Over the years, Donahue has witnessed Jesuit’s evolution and many changes as it has adapted to the needs of students in the ever-changing world. For example, Donahue explained that Jesuit has become much more student-centered, citing how when he “started here at freshman orientation [the teachers] would tell the students ‘look to your left, look to your right. One of the three of you will not be here at graduation.’ When you got admitted you either made it academically or you didn’t. There wasn’t much help from the institution.” Classes at Jesuit today typically only lose five to ten percent of the population before graduation, a stark contrast from the days when twenty to thirty percent attrition rates weren’t uncommon. Donahue states he has seen Jesuit become “much more caring as well as much more concerned and helpful for student achievement.”

Similarly, Donahue foresees Jesuit’s continued changes in the future, as Jesuit has already logistically evolved several times: moving campuses, expanding the size of classes, and employing iPads, for example. He stated that the changes made at Jesuit have been “good changes. Change always happens. These have been changes that you see and that we wanted to affect.”

Finally, when asked what legacy he expects to leave at Jesuit, Donahue remained extremely humble, saying, “I don’t know if I’m leaving any legacy at all. There’s a lot of teachers here who I taught or were at least students here while I was in administration… I hope that at least part of the reason they wanted to be here is because they liked the way the school operated… If I have any legacy I hope it is through them and that it will carry on.” He continued, explaining how important the values he and Jesuit preach are to him, explaining “brotherhood, commitment, and integrity: I say it to you guys as freshmen, and that’s what I expect to guide my life with for whatever time I have left.” He continued, stating how money, success, or anything material mean nothing in the end to him as long as people remember him for his central values: brotherhood, commitment, and integrity.

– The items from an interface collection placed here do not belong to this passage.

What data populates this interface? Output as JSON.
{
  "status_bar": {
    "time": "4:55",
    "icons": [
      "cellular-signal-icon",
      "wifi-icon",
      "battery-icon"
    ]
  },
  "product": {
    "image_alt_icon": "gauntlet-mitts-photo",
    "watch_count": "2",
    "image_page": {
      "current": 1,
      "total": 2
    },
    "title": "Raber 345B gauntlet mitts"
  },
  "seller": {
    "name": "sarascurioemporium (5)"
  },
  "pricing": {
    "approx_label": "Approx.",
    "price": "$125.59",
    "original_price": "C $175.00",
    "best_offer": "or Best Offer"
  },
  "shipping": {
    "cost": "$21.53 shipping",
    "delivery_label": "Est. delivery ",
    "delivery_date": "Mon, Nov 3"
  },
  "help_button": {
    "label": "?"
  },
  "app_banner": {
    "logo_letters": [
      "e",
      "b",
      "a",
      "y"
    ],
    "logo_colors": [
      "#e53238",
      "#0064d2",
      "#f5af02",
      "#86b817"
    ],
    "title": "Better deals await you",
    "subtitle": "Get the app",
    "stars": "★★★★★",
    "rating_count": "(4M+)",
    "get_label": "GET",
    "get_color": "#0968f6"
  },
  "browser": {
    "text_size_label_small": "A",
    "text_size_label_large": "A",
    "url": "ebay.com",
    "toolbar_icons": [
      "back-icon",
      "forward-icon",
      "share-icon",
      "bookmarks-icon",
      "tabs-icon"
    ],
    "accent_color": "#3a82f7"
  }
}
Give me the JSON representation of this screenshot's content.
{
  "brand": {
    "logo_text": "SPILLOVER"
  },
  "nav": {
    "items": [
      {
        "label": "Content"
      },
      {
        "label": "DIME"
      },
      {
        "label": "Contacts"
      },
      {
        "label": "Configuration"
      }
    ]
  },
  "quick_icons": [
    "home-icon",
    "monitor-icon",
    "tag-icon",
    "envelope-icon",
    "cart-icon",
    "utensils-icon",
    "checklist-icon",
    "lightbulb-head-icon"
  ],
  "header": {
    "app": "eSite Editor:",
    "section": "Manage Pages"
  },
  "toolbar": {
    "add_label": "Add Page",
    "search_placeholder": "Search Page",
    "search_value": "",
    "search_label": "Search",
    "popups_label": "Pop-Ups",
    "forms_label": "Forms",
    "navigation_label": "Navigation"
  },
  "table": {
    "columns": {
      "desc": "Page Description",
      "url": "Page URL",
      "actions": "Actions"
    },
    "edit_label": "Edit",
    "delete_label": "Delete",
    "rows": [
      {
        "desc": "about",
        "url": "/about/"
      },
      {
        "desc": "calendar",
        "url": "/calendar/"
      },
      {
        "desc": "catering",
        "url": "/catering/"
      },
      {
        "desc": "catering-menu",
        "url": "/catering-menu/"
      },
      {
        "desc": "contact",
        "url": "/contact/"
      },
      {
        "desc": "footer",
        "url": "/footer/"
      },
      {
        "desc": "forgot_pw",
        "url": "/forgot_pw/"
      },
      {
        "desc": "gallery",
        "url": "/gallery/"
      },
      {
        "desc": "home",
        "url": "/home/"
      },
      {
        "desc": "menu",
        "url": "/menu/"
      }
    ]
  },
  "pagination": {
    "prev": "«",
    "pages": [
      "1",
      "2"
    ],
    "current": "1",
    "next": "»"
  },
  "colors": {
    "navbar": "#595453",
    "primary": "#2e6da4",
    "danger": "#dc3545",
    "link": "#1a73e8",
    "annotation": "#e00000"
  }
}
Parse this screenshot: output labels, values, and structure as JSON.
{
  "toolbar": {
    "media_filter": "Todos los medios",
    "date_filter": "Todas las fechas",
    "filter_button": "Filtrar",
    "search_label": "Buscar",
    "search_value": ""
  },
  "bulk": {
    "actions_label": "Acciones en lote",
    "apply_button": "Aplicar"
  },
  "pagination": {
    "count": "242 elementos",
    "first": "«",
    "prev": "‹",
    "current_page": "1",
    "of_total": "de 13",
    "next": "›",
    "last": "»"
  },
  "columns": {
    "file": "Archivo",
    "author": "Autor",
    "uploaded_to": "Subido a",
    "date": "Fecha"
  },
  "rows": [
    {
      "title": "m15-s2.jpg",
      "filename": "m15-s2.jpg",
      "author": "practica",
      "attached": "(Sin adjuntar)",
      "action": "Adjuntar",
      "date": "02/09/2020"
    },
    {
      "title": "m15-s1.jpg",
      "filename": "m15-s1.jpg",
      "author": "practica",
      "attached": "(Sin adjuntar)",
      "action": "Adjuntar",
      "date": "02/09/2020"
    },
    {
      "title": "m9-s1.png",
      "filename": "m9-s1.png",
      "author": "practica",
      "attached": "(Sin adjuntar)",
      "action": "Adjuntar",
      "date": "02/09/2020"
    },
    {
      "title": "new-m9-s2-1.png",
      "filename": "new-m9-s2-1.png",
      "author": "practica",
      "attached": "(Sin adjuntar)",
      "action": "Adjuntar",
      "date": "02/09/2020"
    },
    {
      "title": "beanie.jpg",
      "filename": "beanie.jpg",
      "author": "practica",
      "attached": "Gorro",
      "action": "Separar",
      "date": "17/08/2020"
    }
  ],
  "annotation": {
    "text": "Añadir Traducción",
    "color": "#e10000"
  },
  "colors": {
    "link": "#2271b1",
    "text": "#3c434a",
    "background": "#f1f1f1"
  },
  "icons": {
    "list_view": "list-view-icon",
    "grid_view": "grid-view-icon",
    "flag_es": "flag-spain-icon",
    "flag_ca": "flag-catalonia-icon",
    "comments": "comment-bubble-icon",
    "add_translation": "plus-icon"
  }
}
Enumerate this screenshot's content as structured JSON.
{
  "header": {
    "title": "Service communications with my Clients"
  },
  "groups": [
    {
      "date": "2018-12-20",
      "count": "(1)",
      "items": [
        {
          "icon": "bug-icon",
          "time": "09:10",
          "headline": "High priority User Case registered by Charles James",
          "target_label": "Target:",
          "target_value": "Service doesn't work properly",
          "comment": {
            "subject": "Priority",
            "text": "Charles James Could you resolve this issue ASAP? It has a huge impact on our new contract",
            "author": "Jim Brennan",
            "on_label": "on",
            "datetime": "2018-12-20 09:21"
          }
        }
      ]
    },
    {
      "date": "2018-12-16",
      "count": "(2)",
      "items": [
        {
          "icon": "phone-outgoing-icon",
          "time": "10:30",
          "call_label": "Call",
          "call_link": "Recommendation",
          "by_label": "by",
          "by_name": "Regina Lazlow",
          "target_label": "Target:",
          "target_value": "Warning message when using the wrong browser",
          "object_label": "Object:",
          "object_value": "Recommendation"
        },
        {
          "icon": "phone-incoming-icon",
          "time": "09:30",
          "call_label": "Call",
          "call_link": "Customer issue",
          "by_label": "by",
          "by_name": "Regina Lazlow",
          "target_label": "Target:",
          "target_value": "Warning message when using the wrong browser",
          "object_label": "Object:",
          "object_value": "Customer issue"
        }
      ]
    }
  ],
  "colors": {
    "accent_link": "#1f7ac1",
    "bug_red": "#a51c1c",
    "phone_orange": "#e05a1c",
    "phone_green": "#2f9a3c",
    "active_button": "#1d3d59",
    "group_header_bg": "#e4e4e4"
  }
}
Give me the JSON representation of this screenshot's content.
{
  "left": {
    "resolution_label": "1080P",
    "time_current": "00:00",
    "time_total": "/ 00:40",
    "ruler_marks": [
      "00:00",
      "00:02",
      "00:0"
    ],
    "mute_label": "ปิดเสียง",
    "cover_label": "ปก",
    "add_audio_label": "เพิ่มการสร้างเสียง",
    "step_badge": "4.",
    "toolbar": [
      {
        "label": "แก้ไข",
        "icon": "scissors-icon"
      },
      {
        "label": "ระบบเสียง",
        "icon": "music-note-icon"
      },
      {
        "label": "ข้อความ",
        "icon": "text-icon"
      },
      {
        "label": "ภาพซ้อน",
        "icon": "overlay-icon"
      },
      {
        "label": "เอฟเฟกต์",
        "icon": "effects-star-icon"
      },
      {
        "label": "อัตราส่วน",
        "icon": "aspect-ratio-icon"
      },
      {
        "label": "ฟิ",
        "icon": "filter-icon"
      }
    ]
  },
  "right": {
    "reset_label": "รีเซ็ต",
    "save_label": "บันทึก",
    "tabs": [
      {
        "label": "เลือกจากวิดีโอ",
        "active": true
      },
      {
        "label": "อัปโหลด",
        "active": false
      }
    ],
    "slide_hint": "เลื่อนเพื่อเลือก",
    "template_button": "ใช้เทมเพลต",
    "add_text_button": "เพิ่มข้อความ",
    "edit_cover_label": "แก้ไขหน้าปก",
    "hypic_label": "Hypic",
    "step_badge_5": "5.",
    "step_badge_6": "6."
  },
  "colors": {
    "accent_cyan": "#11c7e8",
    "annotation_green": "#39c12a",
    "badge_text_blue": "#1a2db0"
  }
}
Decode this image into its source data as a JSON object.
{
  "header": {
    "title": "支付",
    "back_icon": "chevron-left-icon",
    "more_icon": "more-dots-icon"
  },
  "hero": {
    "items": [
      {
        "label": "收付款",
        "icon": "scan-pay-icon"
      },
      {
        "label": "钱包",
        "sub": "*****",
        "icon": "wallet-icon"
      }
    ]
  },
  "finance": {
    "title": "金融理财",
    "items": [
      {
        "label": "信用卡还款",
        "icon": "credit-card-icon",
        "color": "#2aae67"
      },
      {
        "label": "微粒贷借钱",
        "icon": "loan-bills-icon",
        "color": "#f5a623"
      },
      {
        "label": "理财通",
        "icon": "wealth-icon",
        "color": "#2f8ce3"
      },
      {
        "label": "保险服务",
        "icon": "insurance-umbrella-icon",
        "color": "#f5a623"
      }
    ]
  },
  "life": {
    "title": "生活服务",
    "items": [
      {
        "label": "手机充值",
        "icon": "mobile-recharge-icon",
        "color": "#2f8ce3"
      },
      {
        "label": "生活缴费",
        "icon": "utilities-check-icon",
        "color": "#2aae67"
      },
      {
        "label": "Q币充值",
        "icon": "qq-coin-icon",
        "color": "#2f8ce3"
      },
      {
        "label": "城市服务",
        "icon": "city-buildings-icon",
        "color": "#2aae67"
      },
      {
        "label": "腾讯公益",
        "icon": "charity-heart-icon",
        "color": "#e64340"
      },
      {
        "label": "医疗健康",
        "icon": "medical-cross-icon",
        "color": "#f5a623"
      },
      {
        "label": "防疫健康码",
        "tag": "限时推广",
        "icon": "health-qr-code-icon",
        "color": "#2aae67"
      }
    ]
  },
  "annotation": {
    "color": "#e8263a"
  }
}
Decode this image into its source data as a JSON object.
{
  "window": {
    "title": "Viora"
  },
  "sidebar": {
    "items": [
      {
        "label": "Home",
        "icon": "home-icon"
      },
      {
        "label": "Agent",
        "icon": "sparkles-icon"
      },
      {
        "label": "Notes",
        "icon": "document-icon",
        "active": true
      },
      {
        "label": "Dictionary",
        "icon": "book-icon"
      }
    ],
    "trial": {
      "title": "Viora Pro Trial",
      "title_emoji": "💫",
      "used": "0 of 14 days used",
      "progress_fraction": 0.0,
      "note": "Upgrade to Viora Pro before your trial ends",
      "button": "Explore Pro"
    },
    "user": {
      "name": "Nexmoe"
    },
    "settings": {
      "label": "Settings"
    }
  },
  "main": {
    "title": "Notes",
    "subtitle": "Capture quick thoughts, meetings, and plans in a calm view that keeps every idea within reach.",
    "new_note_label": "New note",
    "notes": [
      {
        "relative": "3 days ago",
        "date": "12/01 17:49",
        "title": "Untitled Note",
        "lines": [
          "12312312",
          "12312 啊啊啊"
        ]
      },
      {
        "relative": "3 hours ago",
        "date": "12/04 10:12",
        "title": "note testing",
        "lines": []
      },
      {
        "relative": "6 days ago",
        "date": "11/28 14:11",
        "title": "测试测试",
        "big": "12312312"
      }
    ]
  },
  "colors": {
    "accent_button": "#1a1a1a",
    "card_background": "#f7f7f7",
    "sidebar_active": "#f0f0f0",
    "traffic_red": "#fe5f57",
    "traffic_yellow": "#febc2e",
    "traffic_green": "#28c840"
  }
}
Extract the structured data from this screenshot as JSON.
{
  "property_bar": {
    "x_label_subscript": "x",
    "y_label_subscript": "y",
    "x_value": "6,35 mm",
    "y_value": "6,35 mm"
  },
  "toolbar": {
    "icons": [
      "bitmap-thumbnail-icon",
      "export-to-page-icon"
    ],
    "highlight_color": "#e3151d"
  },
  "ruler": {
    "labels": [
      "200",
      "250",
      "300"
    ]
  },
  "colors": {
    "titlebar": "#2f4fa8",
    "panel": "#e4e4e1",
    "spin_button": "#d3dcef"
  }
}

Even though Donahue leaves Jesuit at the end of the year, his time here will never be forgotten. His booming voice will echo throughout the halls for years to come.